[Start of Attachment]

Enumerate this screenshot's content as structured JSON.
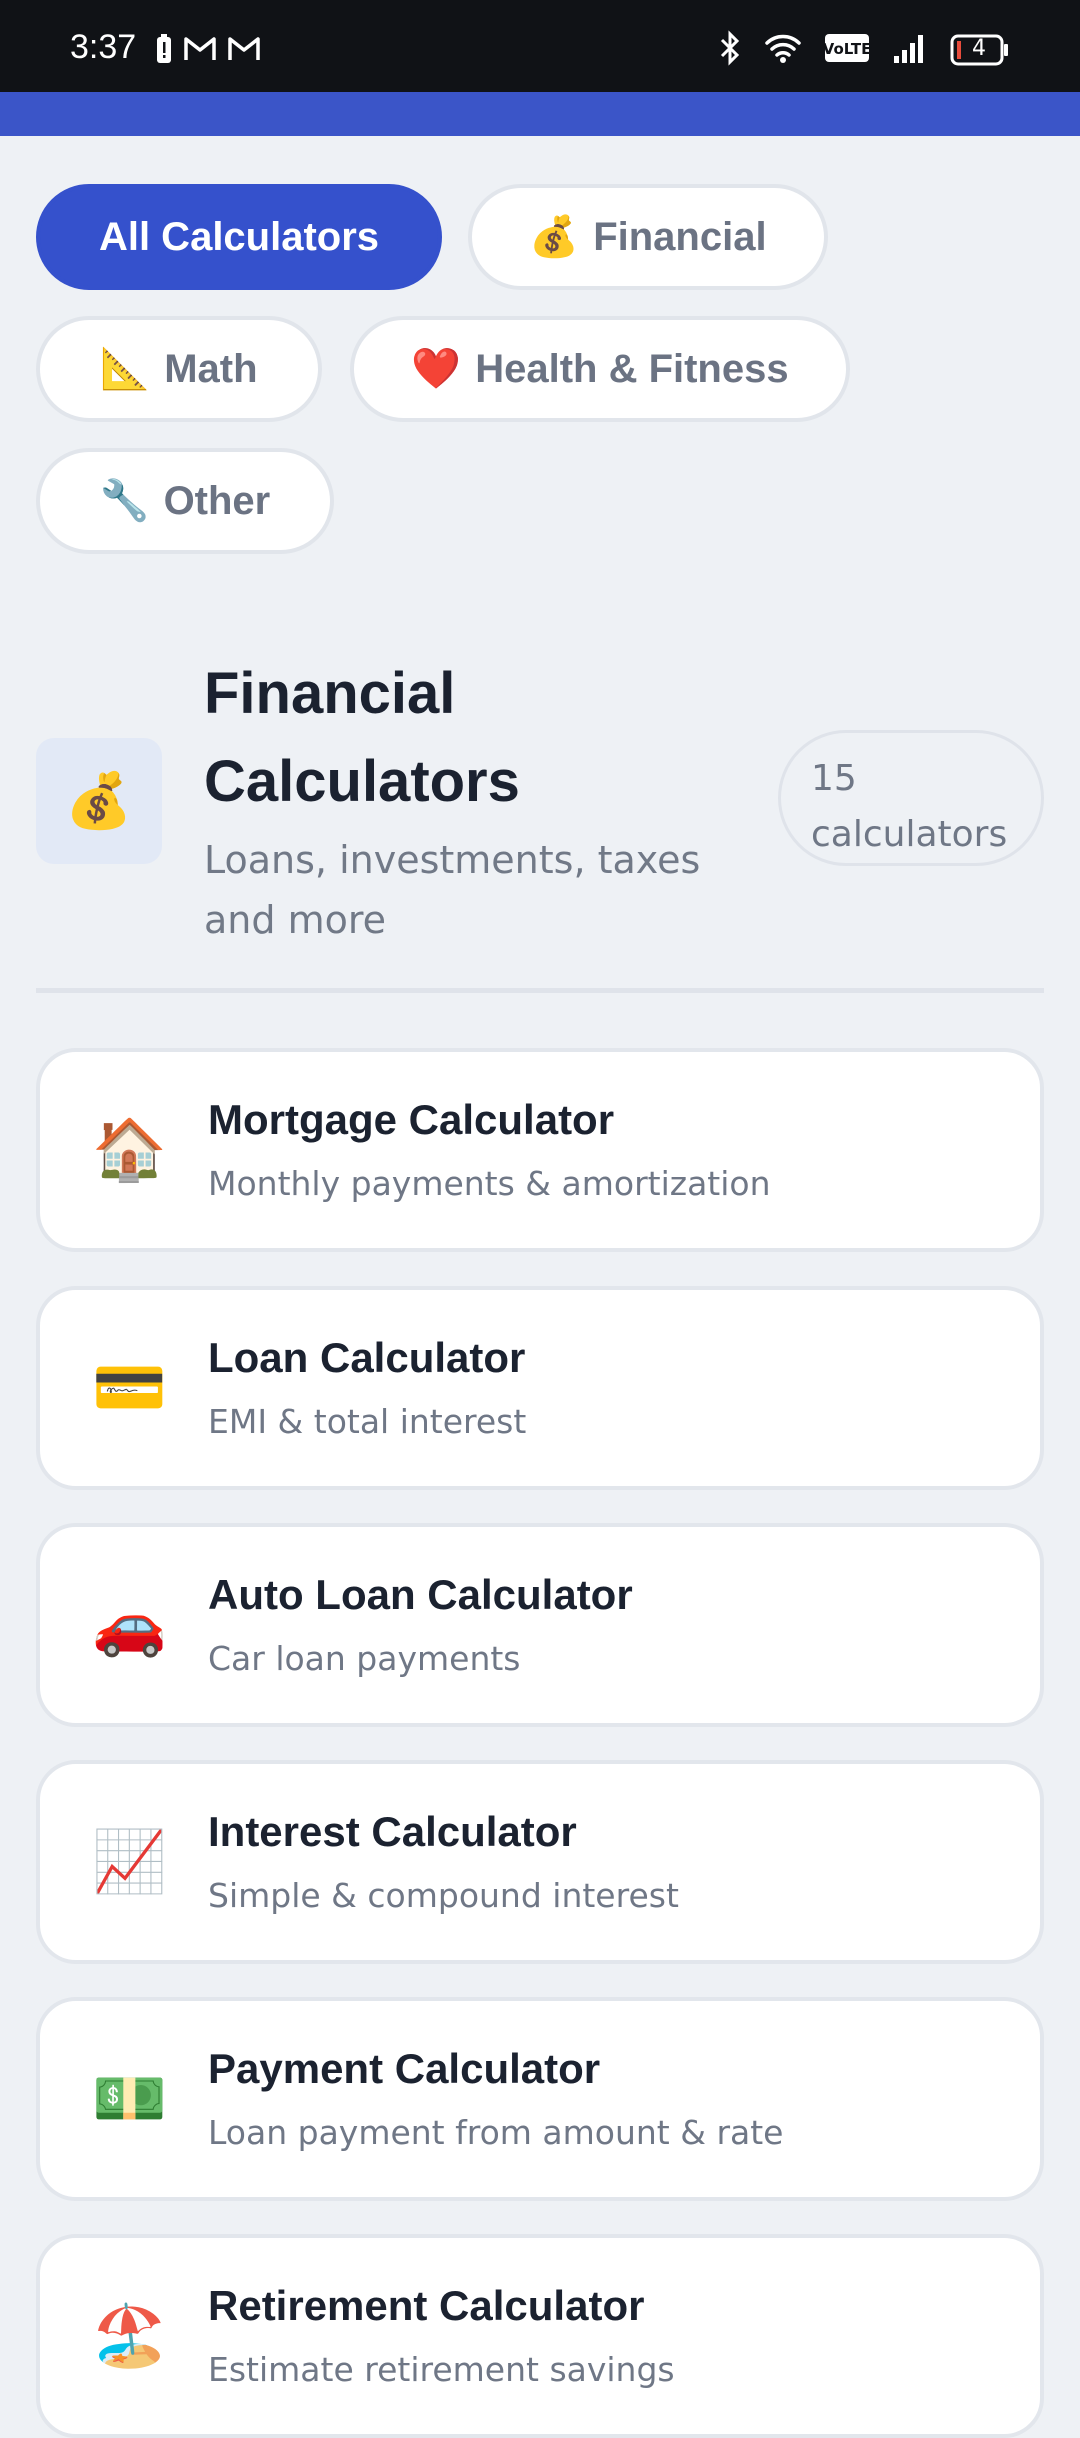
{
  "status_bar": {
    "time": "3:37",
    "battery_level": "4",
    "network_badge": "VoLTE",
    "left_icons": [
      "battery-alert-icon",
      "gmail-icon",
      "gmail-icon"
    ],
    "right_icons": [
      "bluetooth-icon",
      "wifi-icon",
      "volte-icon",
      "signal-icon",
      "battery-icon"
    ]
  },
  "chips": [
    {
      "label": "All Calculators",
      "emoji": "",
      "active": true
    },
    {
      "label": "Financial",
      "emoji": "💰",
      "active": false
    },
    {
      "label": "Math",
      "emoji": "📐",
      "active": false
    },
    {
      "label": "Health & Fitness",
      "emoji": "❤️",
      "active": false
    },
    {
      "label": "Other",
      "emoji": "🔧",
      "active": false
    }
  ],
  "section": {
    "icon": "💰",
    "title": "Financial Calculators",
    "subtitle": "Loans, investments, taxes and more",
    "count": "15 calculators"
  },
  "calculators": [
    {
      "icon": "🏠",
      "title": "Mortgage Calculator",
      "subtitle": "Monthly payments & amortization"
    },
    {
      "icon": "💳",
      "title": "Loan Calculator",
      "subtitle": "EMI & total interest"
    },
    {
      "icon": "🚗",
      "title": "Auto Loan Calculator",
      "subtitle": "Car loan payments"
    },
    {
      "icon": "📈",
      "title": "Interest Calculator",
      "subtitle": "Simple & compound interest"
    },
    {
      "icon": "💵",
      "title": "Payment Calculator",
      "subtitle": "Loan payment from amount & rate"
    },
    {
      "icon": "🏖️",
      "title": "Retirement Calculator",
      "subtitle": "Estimate retirement savings"
    }
  ],
  "colors": {
    "accent": "#3551cc",
    "background": "#eef1f5",
    "card": "#ffffff",
    "text_primary": "#1b2230",
    "text_secondary": "#6f7786"
  }
}
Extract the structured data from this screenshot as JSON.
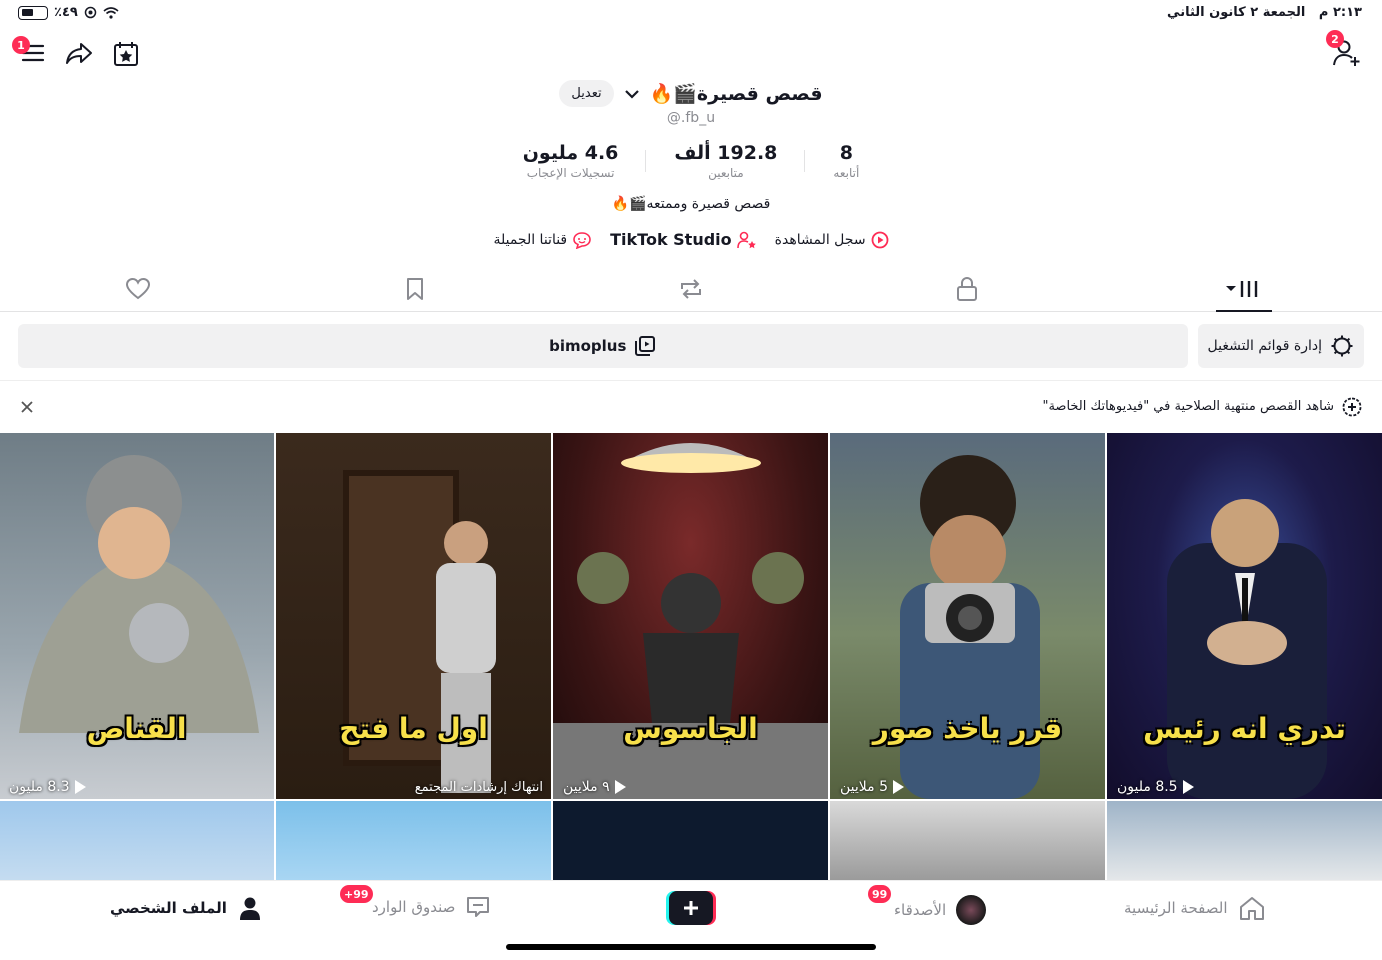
{
  "status": {
    "time": "٢:١٣ م",
    "date": "الجمعة ٢ كانون الثاني",
    "battery": "٪٤٩"
  },
  "header": {
    "menu_badge": "1",
    "follow_badge": "2"
  },
  "profile": {
    "display_name": "قصص قصيرة🎬🔥",
    "edit_label": "تعديل",
    "username": "@.fb_u",
    "stats": [
      {
        "value": "8",
        "label": "أتابعه"
      },
      {
        "value": "192.8 ألف",
        "label": "متابعين"
      },
      {
        "value": "4.6 مليون",
        "label": "تسجيلات الإعجاب"
      }
    ],
    "bio": "قصص قصيرة وممتعه🎬🔥",
    "links": [
      {
        "label": "سجل المشاهدة",
        "icon": "play-circle-icon"
      },
      {
        "label": "TikTok Studio",
        "icon": "creator-icon"
      },
      {
        "label": "قناتنا الجميلة",
        "icon": "chat-bubble-icon"
      }
    ]
  },
  "tabs": [
    "videos-grid-icon",
    "lock-icon",
    "repost-icon",
    "bookmark-icon",
    "heart-icon"
  ],
  "playlists": {
    "manage_label": "إدارة قوائم التشغيل",
    "playlist_name": "bimoplus"
  },
  "notice": {
    "text": "شاهد القصص منتهية الصلاحية في \"فيديوهاتك الخاصة\""
  },
  "videos": [
    {
      "caption": "تدري انه رئيس",
      "views": "8.5 مليون"
    },
    {
      "caption": "قرر ياخذ صور",
      "views": "5 ملايين"
    },
    {
      "caption": "الجاسوس",
      "views": "٩ ملايين"
    },
    {
      "caption": "اول ما فتح",
      "views": "",
      "notice": "انتهاك إرشادات المجتمع"
    },
    {
      "caption": "القناص",
      "views": "8.3 مليون"
    }
  ],
  "colors": {
    "accent": "#fe2c55",
    "caption": "#f7e04a",
    "muted": "#8a8b91"
  },
  "bottom_nav": {
    "home": "الصفحة الرئيسية",
    "friends": "الأصدقاء",
    "friends_badge": "99",
    "inbox": "صندوق الوارد",
    "inbox_badge": "99+",
    "profile": "الملف الشخصي"
  }
}
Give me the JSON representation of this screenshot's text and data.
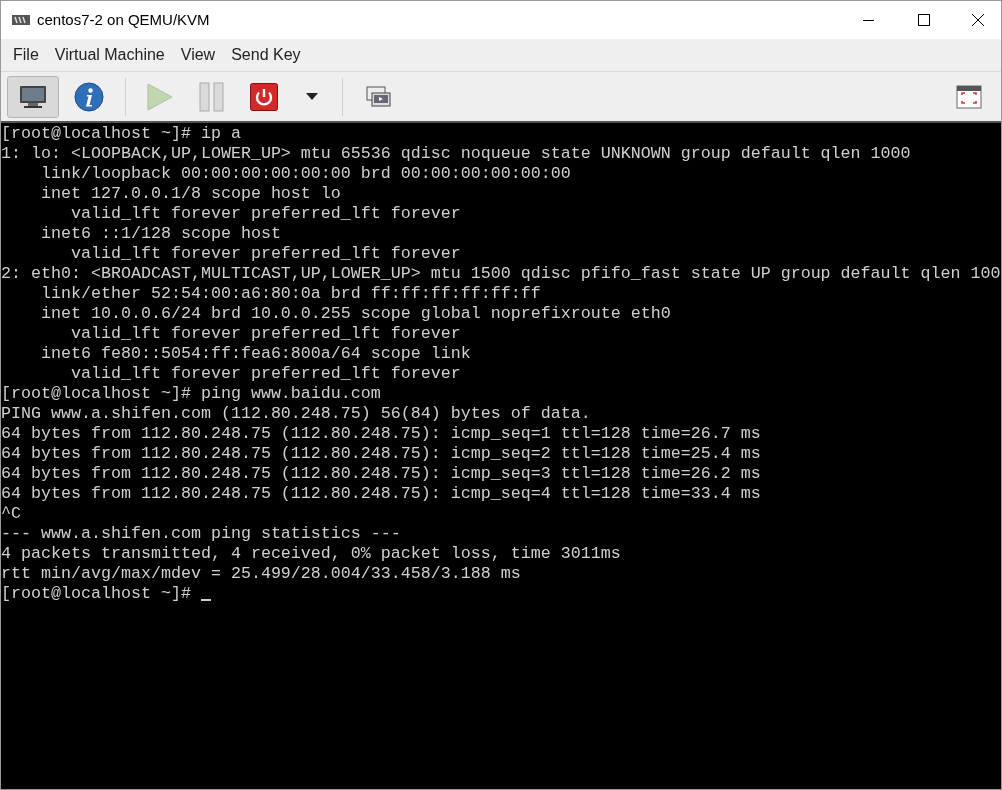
{
  "window": {
    "title": "centos7-2 on QEMU/KVM"
  },
  "menu": [
    "File",
    "Virtual Machine",
    "View",
    "Send Key"
  ],
  "toolbar": {
    "views": [
      {
        "kind": "console",
        "selected": true
      },
      {
        "kind": "details",
        "selected": false
      }
    ],
    "actions": [
      {
        "kind": "run",
        "disabled": true
      },
      {
        "kind": "pause",
        "disabled": true
      },
      {
        "kind": "shutdown",
        "disabled": false
      },
      {
        "kind": "dropdown",
        "disabled": false
      }
    ]
  },
  "terminal": {
    "lines": [
      "[root@localhost ~]# ip a",
      "1: lo: <LOOPBACK,UP,LOWER_UP> mtu 65536 qdisc noqueue state UNKNOWN group default qlen 1000",
      "    link/loopback 00:00:00:00:00:00 brd 00:00:00:00:00:00",
      "    inet 127.0.0.1/8 scope host lo",
      "       valid_lft forever preferred_lft forever",
      "    inet6 ::1/128 scope host",
      "       valid_lft forever preferred_lft forever",
      "2: eth0: <BROADCAST,MULTICAST,UP,LOWER_UP> mtu 1500 qdisc pfifo_fast state UP group default qlen 100",
      "    link/ether 52:54:00:a6:80:0a brd ff:ff:ff:ff:ff:ff",
      "    inet 10.0.0.6/24 brd 10.0.0.255 scope global noprefixroute eth0",
      "       valid_lft forever preferred_lft forever",
      "    inet6 fe80::5054:ff:fea6:800a/64 scope link",
      "       valid_lft forever preferred_lft forever",
      "[root@localhost ~]# ping www.baidu.com",
      "PING www.a.shifen.com (112.80.248.75) 56(84) bytes of data.",
      "64 bytes from 112.80.248.75 (112.80.248.75): icmp_seq=1 ttl=128 time=26.7 ms",
      "64 bytes from 112.80.248.75 (112.80.248.75): icmp_seq=2 ttl=128 time=25.4 ms",
      "64 bytes from 112.80.248.75 (112.80.248.75): icmp_seq=3 ttl=128 time=26.2 ms",
      "64 bytes from 112.80.248.75 (112.80.248.75): icmp_seq=4 ttl=128 time=33.4 ms",
      "^C",
      "--- www.a.shifen.com ping statistics ---",
      "4 packets transmitted, 4 received, 0% packet loss, time 3011ms",
      "rtt min/avg/max/mdev = 25.499/28.004/33.458/3.188 ms"
    ],
    "prompt": "[root@localhost ~]#"
  }
}
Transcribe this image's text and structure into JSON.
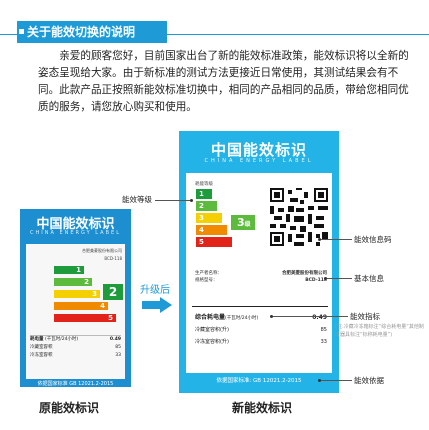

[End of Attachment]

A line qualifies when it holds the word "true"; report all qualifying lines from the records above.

Response area:
      "active": true
        "selected": true
        "disabled": true
        "disabled": true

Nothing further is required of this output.